Description Of The Injury: Broken or knocked out tooth usually occur due to a fall or an impact when playing a contact sport. While teeth are exceptionally strong, they can still chip, fracture or break completely when a hard enough traumatic impact occurs. Some tooth injuries may not hurt at all, while others, especially those that expose nerves, may cause excruciating pain.
Injury Symptoms: The signs of a broken or knocked out tooth will be extremely evident. The entire, or a portion of, the tooth will be missing. It will be accompanied by bleeding and swelling and inflammation of the nearby gum.
At home treatment of a broken or knocked out tooth will involve basic first aid principles. The dislodged portion of the tooth should be kept in a contained with a small amount of saliva or whole milk. The tooth should only be handled by the edge that is used to chew food. Blood should be contained by applying direct pressure on the area with gauze. Later on, apply a cold compress on the affected gum area to reduce inflammation and pain. Common pain relievers will also be quite beneficial.

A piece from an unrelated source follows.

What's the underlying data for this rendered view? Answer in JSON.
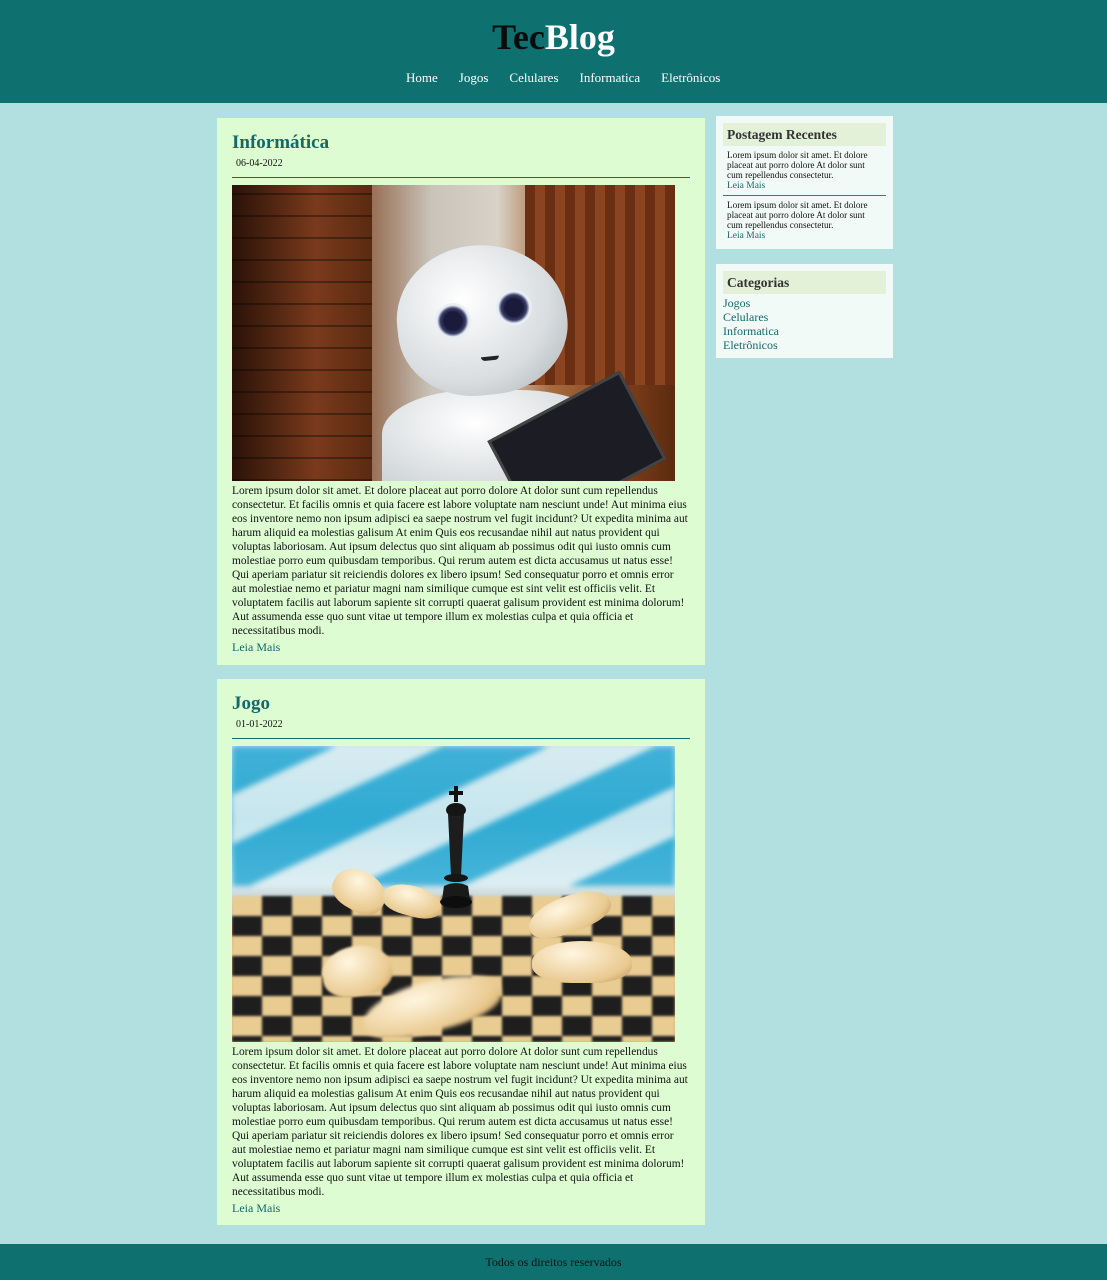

Professional Medical Treatments:
Professional help should be sought immediately if you suspect the injury to have exposed vulnerable nerve tissue. If there is also jaw pain or an inability to functionally use the jaw, you should contact a medical professional immediately. A dentist may be able to cement the broken tooth back together for use. Root canal treatment may be needed or a filling may have to be done by your dentist.
Physical Therapy and Exercises:
Fractured and broken teeth are due to acute impacts usually and do not require physical therapy or exercises for complete recovery. The affected area should not be used for chewing or clenching until your dentist has said so or until inflammation and pain have subsided.
Exercise Techniques to Prevent Injury:
Primary prevention of broken teeth involve maintaining an adequate amount of calcium in your daily dietary intake as well as using a mouth guard when playing contact sports.